◆ Activity ◆
Please tally the lines below that contain the word "this" and reply with the total alone.

[App and web page records]

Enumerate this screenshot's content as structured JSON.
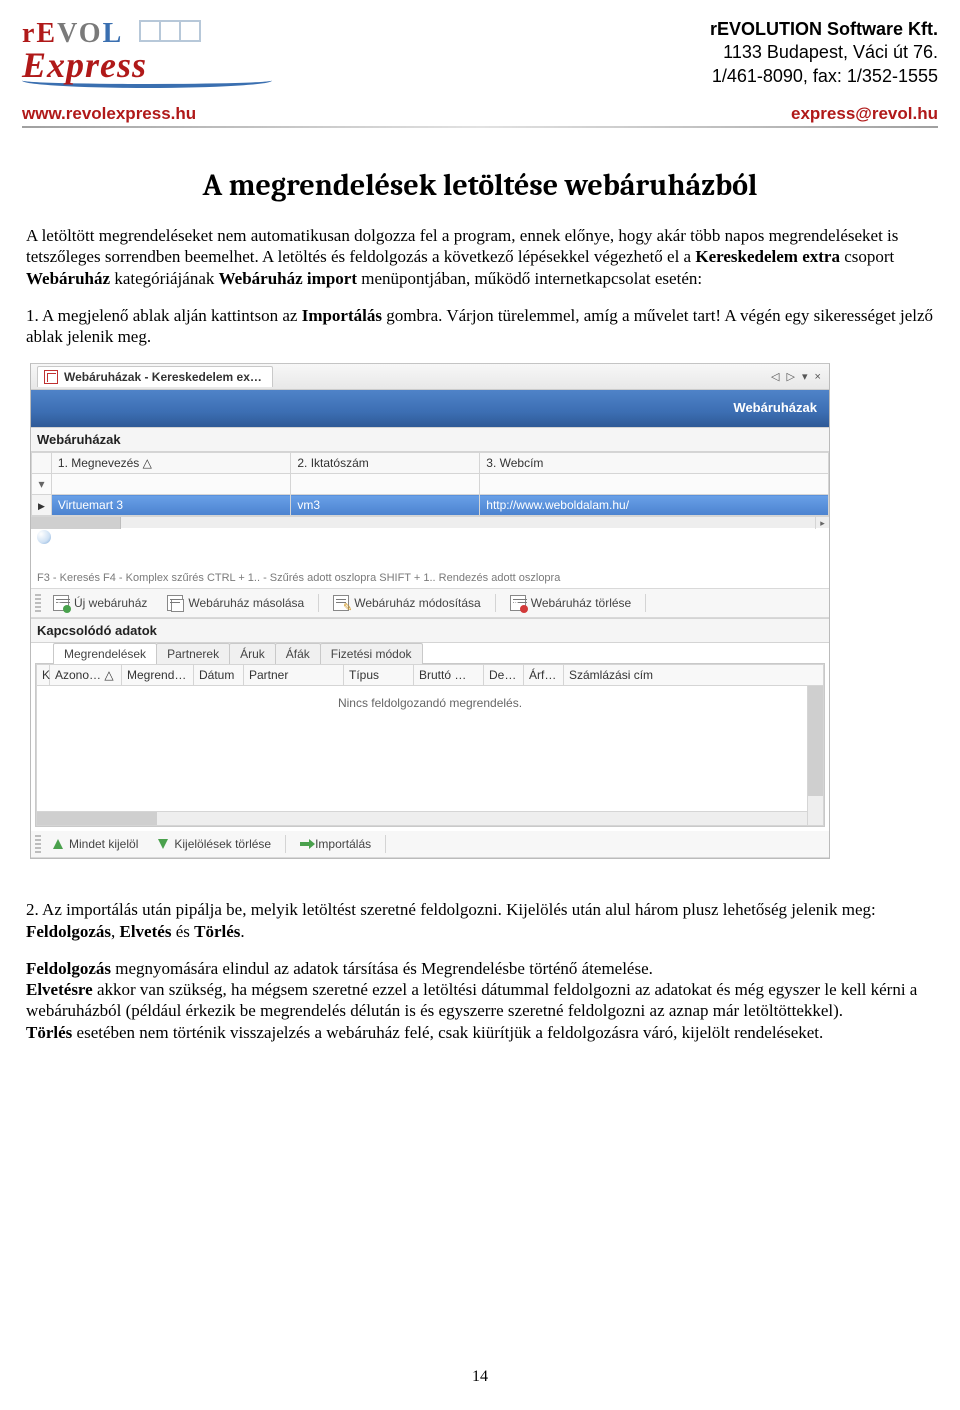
{
  "header": {
    "company_name": "rEVOLUTION Software Kft.",
    "address": "1133 Budapest, Váci út 76.",
    "contact": "1/461-8090, fax: 1/352-1555",
    "website": "www.revolexpress.hu",
    "email": "express@revol.hu",
    "logo_revol_re": "rE",
    "logo_revol_vo": "VO",
    "logo_revol_l": "L",
    "logo_express": "Express"
  },
  "doc": {
    "title": "A megrendelések letöltése webáruházból",
    "p1": "A letöltött megrendeléseket nem automatikusan dolgozza fel a program, ennek előnye, hogy akár több napos megrendeléseket is tetszőleges sorrendben beemelhet. A letöltés és feldolgozás a következő lépésekkel végezhető el a ",
    "p1_b1": "Kereskedelem extra",
    "p1_m": " csoport ",
    "p1_b2": "Webáruház",
    "p1_m2": " kategóriájának ",
    "p1_b3": "Webáruház import",
    "p1_end": " menüpontjában, működő internetkapcsolat esetén:",
    "li1_a": "1. A megjelenő ablak alján kattintson az ",
    "li1_b": "Importálás",
    "li1_c": " gombra. Várjon türelemmel, amíg a művelet tart! A végén egy sikerességet jelző ablak jelenik meg.",
    "p2_a": "2. Az importálás után pipálja be, melyik letöltést szeretné feldolgozni. Kijelölés után alul három plusz lehetőség jelenik meg: ",
    "p2_b1": "Feldolgozás",
    "p2_m1": ", ",
    "p2_b2": "Elvetés",
    "p2_m2": " és ",
    "p2_b3": "Törlés",
    "p2_end": ".",
    "p3_a": "Feldolgozás",
    "p3_b": " megnyomására elindul az adatok társítása és Megrendelésbe történő átemelése.",
    "p4_a": "Elvetésre",
    "p4_b": " akkor van szükség, ha mégsem szeretné ezzel a letöltési dátummal feldolgozni az adatokat és még egyszer le kell kérni a webáruházból (például érkezik be megrendelés délután is és egyszerre szeretné feldolgozni az aznap már letöltöttekkel).",
    "p5_a": "Törlés",
    "p5_b": " esetében nem történik visszajelzés a webáruház felé, csak kiürítjük a feldolgozásra váró, kijelölt rendeléseket.",
    "page_number": "14"
  },
  "app": {
    "tab_title": "Webáruházak - Kereskedelem ex…",
    "wincontrols": "◁ ▷ ▾ ×",
    "banner": "Webáruházak",
    "section_head": "Webáruházak",
    "columns": {
      "c1": "1. Megnevezés △",
      "c2": "2. Iktatószám",
      "c3": "3. Webcím"
    },
    "row": {
      "name": "Virtuemart 3",
      "reg": "vm3",
      "url": "http://www.weboldalam.hu/"
    },
    "hints": "F3 - Keresés   F4 - Komplex szűrés   CTRL + 1.. - Szűrés adott oszlopra   SHIFT + 1.. Rendezés adott oszlopra",
    "tb": {
      "new": "Új webáruház",
      "copy": "Webáruház másolása",
      "edit": "Webáruház módosítása",
      "del": "Webáruház törlése"
    },
    "related_head": "Kapcsolódó adatok",
    "tabs": {
      "t1": "Megrendelések",
      "t2": "Partnerek",
      "t3": "Áruk",
      "t4": "Áfák",
      "t5": "Fizetési módok"
    },
    "ocols": {
      "c0": "K",
      "c1": "Azono… △",
      "c2": "Megrend…",
      "c3": "Dátum",
      "c4": "Partner",
      "c5": "Típus",
      "c6": "Bruttó …",
      "c7": "De…",
      "c8": "Árf…",
      "c9": "Számlázási cím"
    },
    "empty": "Nincs feldolgozandó megrendelés.",
    "bottom": {
      "selall": "Mindet kijelöl",
      "clear": "Kijelölések törlése",
      "import": "Importálás"
    }
  }
}
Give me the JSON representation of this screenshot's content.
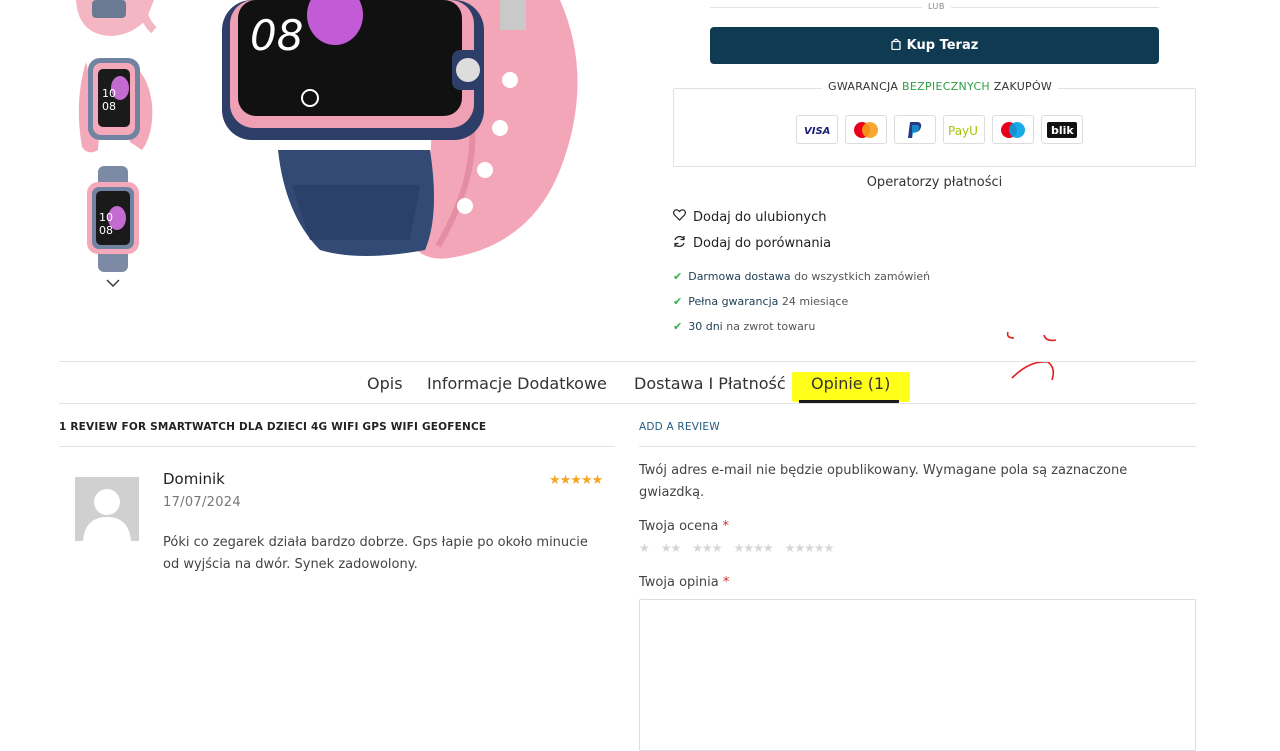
{
  "thumbnails": [
    {
      "alt": "thumb-1"
    },
    {
      "alt": "thumb-2",
      "watch_time": "10\n08"
    },
    {
      "alt": "thumb-3",
      "watch_time": "10\n08"
    }
  ],
  "main_watch_time": "08",
  "lub_label": "LUB",
  "buy_button": "Kup Teraz",
  "guarantee": {
    "part1": "GWARANCJA ",
    "part2": "BEZPIECZNYCH",
    "part3": " ZAKUPÓW"
  },
  "payment_methods": [
    "VISA",
    "Mastercard",
    "PayPal",
    "PayU",
    "Maestro",
    "blik"
  ],
  "operators_text": "Operatorzy płatności",
  "wishlist": "Dodaj do ulubionych",
  "compare": "Dodaj do porównania",
  "perks": [
    {
      "bold": "Darmowa dostawa",
      "rest": " do wszystkich zamówień"
    },
    {
      "bold": "Pełna gwarancja",
      "rest": " 24 miesiące"
    },
    {
      "bold": "30 dni",
      "rest": " na zwrot towaru"
    }
  ],
  "tabs": [
    "Opis",
    "Informacje Dodatkowe",
    "Dostawa I Płatność",
    "Opinie (1)"
  ],
  "active_tab": "Opinie (1)",
  "reviews_heading": "1 REVIEW FOR SMARTWATCH DLA DZIECI 4G WIFI GPS WIFI GEOFENCE",
  "review": {
    "author": "Dominik",
    "date": "17/07/2024",
    "rating": 5,
    "stars": "★★★★★",
    "text": "Póki co zegarek działa bardzo dobrze. Gps łapie po około minucie od wyjścia na dwór. Synek zadowolony."
  },
  "add_review": {
    "heading": "ADD A REVIEW",
    "note": "Twój adres e-mail nie będzie opublikowany. Wymagane pola są zaznaczone gwiazdką.",
    "rating_label": "Twoja ocena",
    "rating_options": [
      "★",
      "★★",
      "★★★",
      "★★★★",
      "★★★★★"
    ],
    "review_label": "Twoja opinia",
    "required_mark": "*"
  },
  "colors": {
    "buy": "#0f3a52",
    "highlight": "#ffff1a",
    "check": "#35b04a",
    "star": "#f5a623",
    "annotation": "#e02020"
  }
}
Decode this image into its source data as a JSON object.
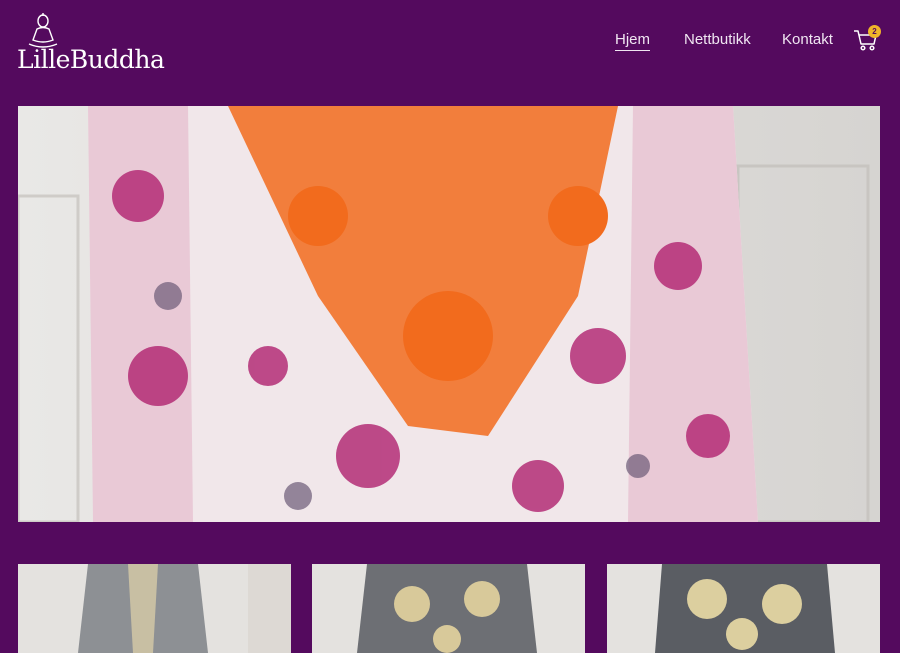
{
  "brand": {
    "name": "LilleBuddha"
  },
  "nav": {
    "home": "Hjem",
    "shop": "Nettbutikk",
    "contact": "Kontakt"
  },
  "cart": {
    "count": "2",
    "icon": "cart-icon"
  },
  "colors": {
    "background": "#540a5e",
    "badge": "#f0b429",
    "text": "#ffffff"
  }
}
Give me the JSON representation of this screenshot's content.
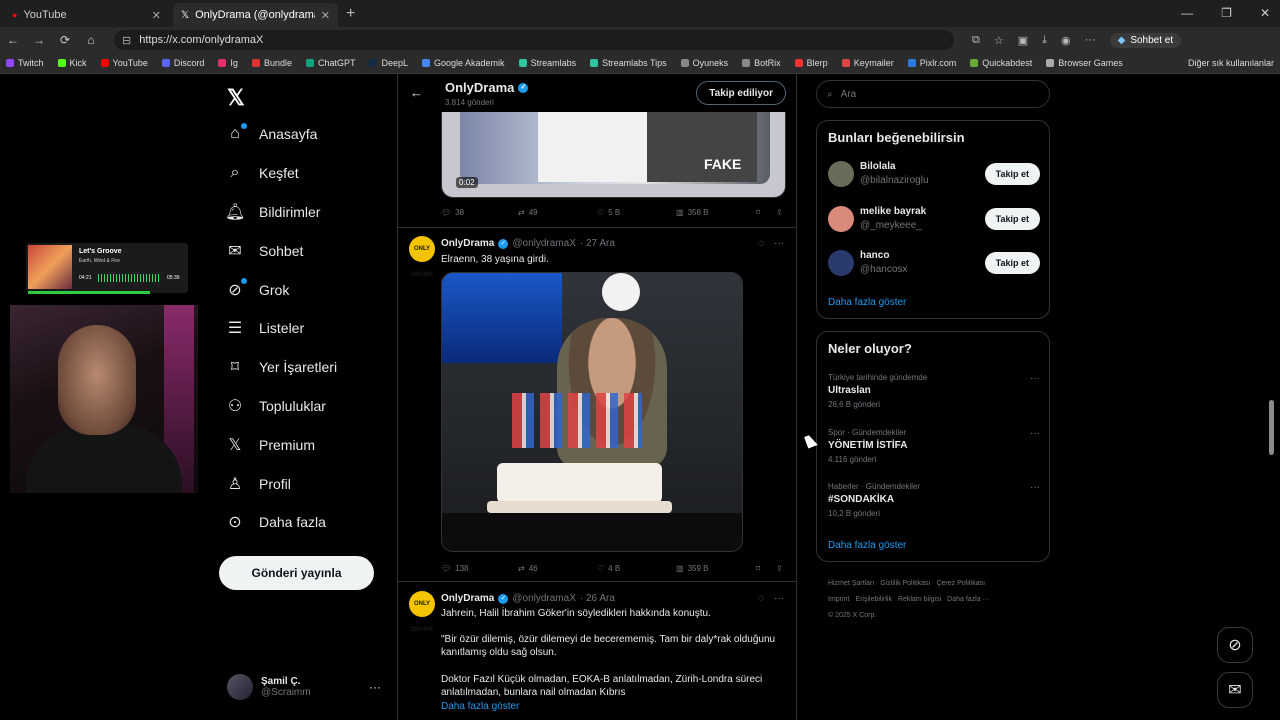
{
  "browser": {
    "tabs": [
      {
        "title": "YouTube",
        "icon": "youtube-icon"
      },
      {
        "title": "OnlyDrama (@onlydramaX) / X",
        "icon": "x-icon"
      }
    ],
    "url": "https://x.com/onlydramaX",
    "assistant_label": "Sohbet et",
    "bookmarks": [
      "Twitch",
      "Kick",
      "YouTube",
      "Discord",
      "Ig",
      "Bundle",
      "ChatGPT",
      "DeepL",
      "Google Akademik",
      "Streamlabs",
      "Streamlabs Tips",
      "Oyuneks",
      "BotRix",
      "Blerp",
      "Keymailer",
      "Pixlr.com",
      "Quickabdest",
      "Browser Games"
    ],
    "bookmarks_other": "Diğer sık kullanılanlar"
  },
  "overlay": {
    "song": "Let's Groove",
    "artist": "Earth, Wind & Fire",
    "time_elapsed": "04:21",
    "time_total": "05:39",
    "progress": 0.77
  },
  "sidebar": {
    "items": [
      {
        "label": "Anasayfa",
        "icon": "home-icon"
      },
      {
        "label": "Keşfet",
        "icon": "search-icon"
      },
      {
        "label": "Bildirimler",
        "icon": "bell-icon"
      },
      {
        "label": "Sohbet",
        "icon": "mail-icon"
      },
      {
        "label": "Grok",
        "icon": "grok-icon"
      },
      {
        "label": "Listeler",
        "icon": "list-icon"
      },
      {
        "label": "Yer İşaretleri",
        "icon": "bookmark-icon"
      },
      {
        "label": "Topluluklar",
        "icon": "communities-icon"
      },
      {
        "label": "Premium",
        "icon": "x-icon"
      },
      {
        "label": "Profil",
        "icon": "profile-icon"
      },
      {
        "label": "Daha fazla",
        "icon": "more-circle-icon"
      }
    ],
    "post_button": "Gönderi yayınla",
    "account": {
      "name": "Şamil Ç.",
      "handle": "@Scraimm"
    }
  },
  "profile_header": {
    "name": "OnlyDrama",
    "post_count": "3.814 gönderi",
    "follow_label": "Takip ediliyor"
  },
  "video": {
    "time": "0:02",
    "caption": "FAKE"
  },
  "posts": [
    {
      "replies": "38",
      "reposts": "49",
      "likes": "5 B",
      "views": "358 B"
    },
    {
      "avatar": "ONLY DRAMA",
      "name": "OnlyDrama",
      "handle": "@onlydramaX",
      "date": "· 27 Ara",
      "text": "Elraenn, 38 yaşına girdi.",
      "replies": "138",
      "reposts": "46",
      "likes": "4 B",
      "views": "359 B"
    },
    {
      "avatar": "ONLY DRAMA",
      "name": "OnlyDrama",
      "handle": "@onlydramaX",
      "date": "· 26 Ara",
      "text1": "Jahrein, Halil İbrahim Göker'in söyledikleri hakkında konuştu.",
      "text2": "\"Bir özür dilemiş, özür dilemeyi de becerememiş. Tam bir daly*rak olduğunu kanıtlamış oldu sağ olsun.",
      "text3": "Doktor Fazıl Küçük olmadan, EOKA-B anlatılmadan, Zürih-Londra süreci anlatılmadan, bunlara nail olmadan Kıbrıs",
      "more": "Daha fazla göster"
    }
  ],
  "search": {
    "placeholder": "Ara"
  },
  "suggestions": {
    "title": "Bunları beğenebilirsin",
    "follow_label": "Takip et",
    "users": [
      {
        "name": "Bilolala",
        "handle": "@bilalnaziroglu",
        "color": "#6b6b5a"
      },
      {
        "name": "melike bayrak",
        "handle": "@_meykeee_",
        "color": "#d98a7a"
      },
      {
        "name": "hanco",
        "handle": "@hancosx",
        "color": "#2a3a6a"
      }
    ],
    "show_more": "Daha fazla göster"
  },
  "trends": {
    "title": "Neler oluyor?",
    "items": [
      {
        "context": "Türkiye tarihinde gündemde",
        "name": "Ultraslan",
        "posts": "26,6 B gönderi"
      },
      {
        "context": "Spor · Gündemdekiler",
        "name": "YÖNETİM İSTİFA",
        "posts": "4.116 gönderi"
      },
      {
        "context": "Haberler · Gündemdekiler",
        "name": "#SONDAKİKA",
        "posts": "10,2 B gönderi"
      }
    ],
    "show_more": "Daha fazla göster"
  },
  "footer": {
    "links": [
      "Hizmet Şartları",
      "Gizlilik Politikası",
      "Çerez Politikası",
      "Imprint",
      "Erişilebilirlik",
      "Reklam bilgisi",
      "Daha fazla ···"
    ],
    "copyright": "© 2025 X Corp."
  }
}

◆ Exercise result ◆
4